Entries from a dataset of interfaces
------------------------------------------------
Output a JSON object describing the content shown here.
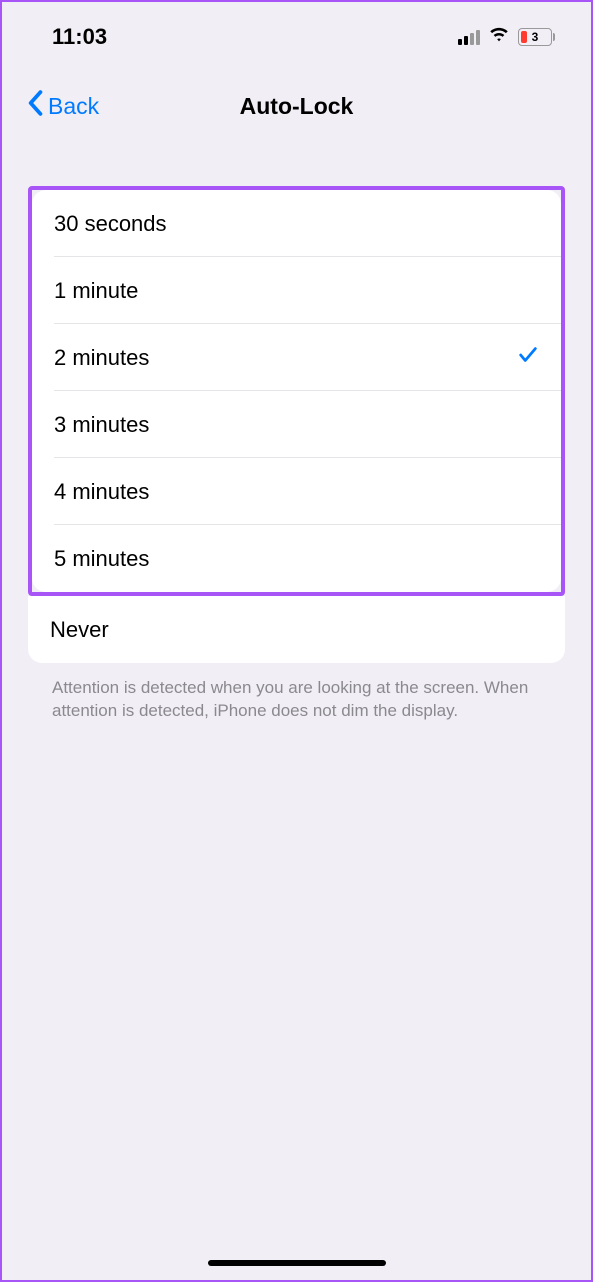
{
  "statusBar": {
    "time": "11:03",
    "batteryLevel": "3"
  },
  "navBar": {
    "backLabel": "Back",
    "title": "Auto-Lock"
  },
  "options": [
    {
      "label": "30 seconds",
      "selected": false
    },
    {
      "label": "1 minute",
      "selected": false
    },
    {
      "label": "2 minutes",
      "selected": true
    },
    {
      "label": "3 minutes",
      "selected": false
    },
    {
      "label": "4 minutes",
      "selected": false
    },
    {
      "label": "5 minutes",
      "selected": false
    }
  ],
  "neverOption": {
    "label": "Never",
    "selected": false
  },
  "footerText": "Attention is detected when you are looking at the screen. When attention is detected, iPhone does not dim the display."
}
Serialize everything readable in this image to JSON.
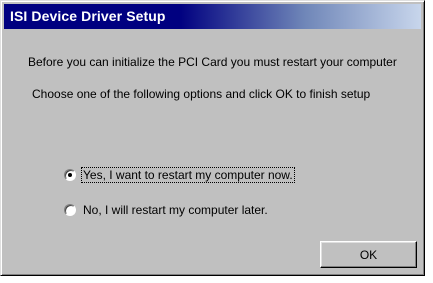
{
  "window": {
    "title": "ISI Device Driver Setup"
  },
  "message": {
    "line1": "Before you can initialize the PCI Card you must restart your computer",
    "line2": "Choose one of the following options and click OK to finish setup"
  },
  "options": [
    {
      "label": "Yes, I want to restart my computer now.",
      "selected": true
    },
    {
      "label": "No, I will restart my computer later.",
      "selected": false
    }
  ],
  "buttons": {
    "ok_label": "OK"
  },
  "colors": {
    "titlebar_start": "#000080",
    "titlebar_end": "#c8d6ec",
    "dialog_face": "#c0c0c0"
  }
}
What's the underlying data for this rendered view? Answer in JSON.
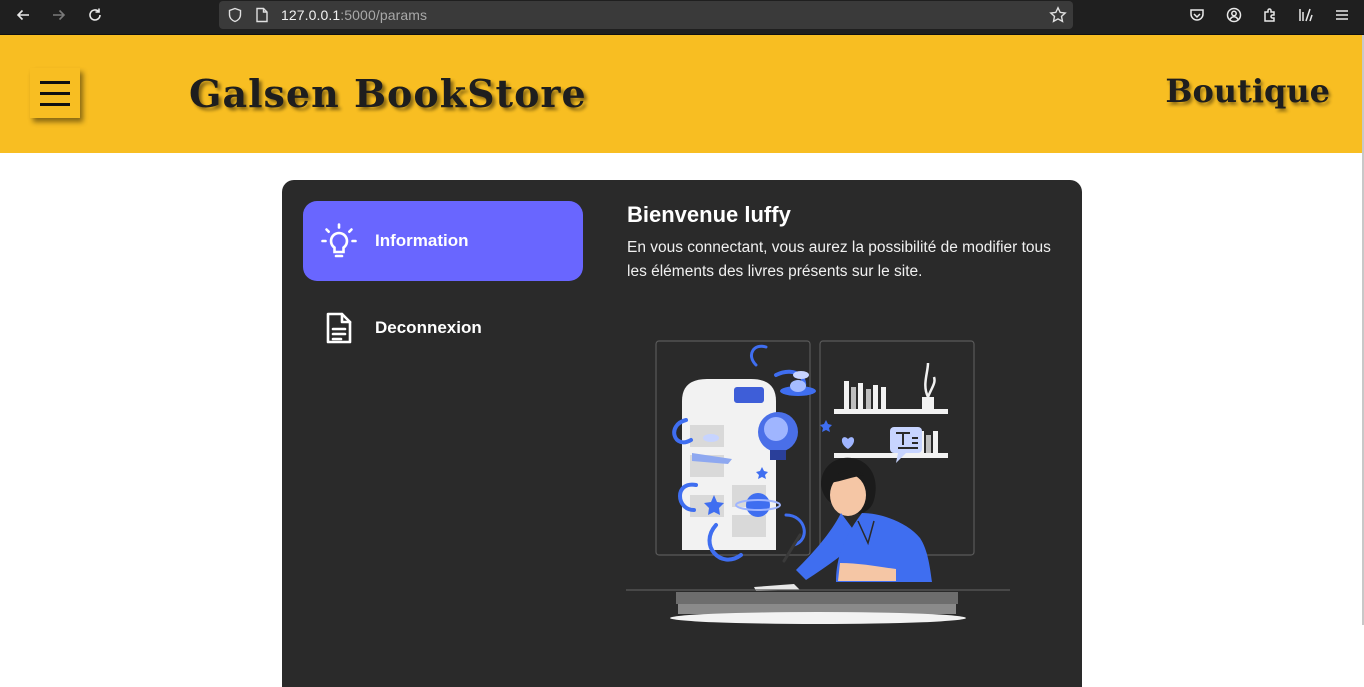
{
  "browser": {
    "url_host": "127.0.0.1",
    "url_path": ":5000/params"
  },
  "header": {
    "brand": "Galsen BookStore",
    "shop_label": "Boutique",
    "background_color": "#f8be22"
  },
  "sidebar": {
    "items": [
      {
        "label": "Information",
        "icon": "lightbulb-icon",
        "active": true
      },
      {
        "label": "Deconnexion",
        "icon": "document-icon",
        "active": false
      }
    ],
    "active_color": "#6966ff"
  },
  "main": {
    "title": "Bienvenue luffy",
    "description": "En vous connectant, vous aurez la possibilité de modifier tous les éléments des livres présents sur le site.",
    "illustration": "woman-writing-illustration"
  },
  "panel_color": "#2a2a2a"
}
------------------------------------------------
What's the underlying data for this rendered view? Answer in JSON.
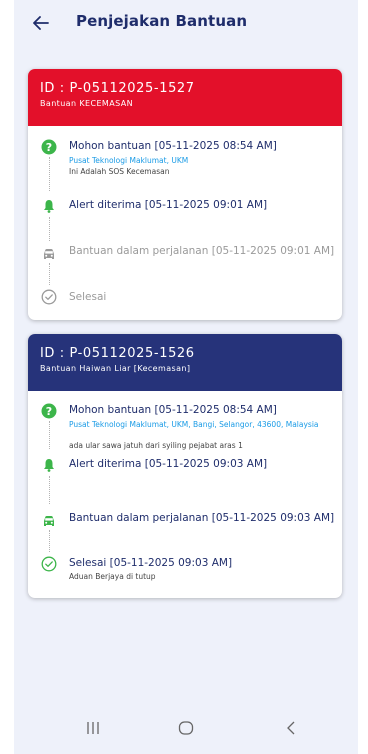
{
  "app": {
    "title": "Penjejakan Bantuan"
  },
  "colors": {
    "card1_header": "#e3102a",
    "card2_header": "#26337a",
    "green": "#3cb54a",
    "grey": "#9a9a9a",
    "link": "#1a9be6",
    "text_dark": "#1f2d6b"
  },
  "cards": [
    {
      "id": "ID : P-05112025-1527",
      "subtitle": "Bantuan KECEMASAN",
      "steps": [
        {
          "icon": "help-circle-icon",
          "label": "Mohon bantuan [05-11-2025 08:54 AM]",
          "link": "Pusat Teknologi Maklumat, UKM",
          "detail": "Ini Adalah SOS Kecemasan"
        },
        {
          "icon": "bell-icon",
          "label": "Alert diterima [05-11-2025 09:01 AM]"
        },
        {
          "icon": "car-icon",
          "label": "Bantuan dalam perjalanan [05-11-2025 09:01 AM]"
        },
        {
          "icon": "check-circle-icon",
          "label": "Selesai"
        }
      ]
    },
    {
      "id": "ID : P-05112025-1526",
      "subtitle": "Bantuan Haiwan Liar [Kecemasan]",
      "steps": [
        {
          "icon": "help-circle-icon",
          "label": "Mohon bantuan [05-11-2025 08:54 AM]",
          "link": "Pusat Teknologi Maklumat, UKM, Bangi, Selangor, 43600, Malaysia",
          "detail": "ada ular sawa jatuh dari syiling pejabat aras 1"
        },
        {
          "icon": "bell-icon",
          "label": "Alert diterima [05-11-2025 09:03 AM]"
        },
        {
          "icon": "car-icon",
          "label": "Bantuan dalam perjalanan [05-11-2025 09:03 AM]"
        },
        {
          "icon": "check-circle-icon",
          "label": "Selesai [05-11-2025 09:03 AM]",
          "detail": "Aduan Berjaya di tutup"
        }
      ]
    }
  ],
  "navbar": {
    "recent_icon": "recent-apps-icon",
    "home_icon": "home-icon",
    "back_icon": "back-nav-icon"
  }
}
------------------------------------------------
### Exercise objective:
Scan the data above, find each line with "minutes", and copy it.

### Solved exercise:
      "label": "2 minutes",
      "label": "3 minutes",
      "label": "4 minutes",
      "label": "5 minutes",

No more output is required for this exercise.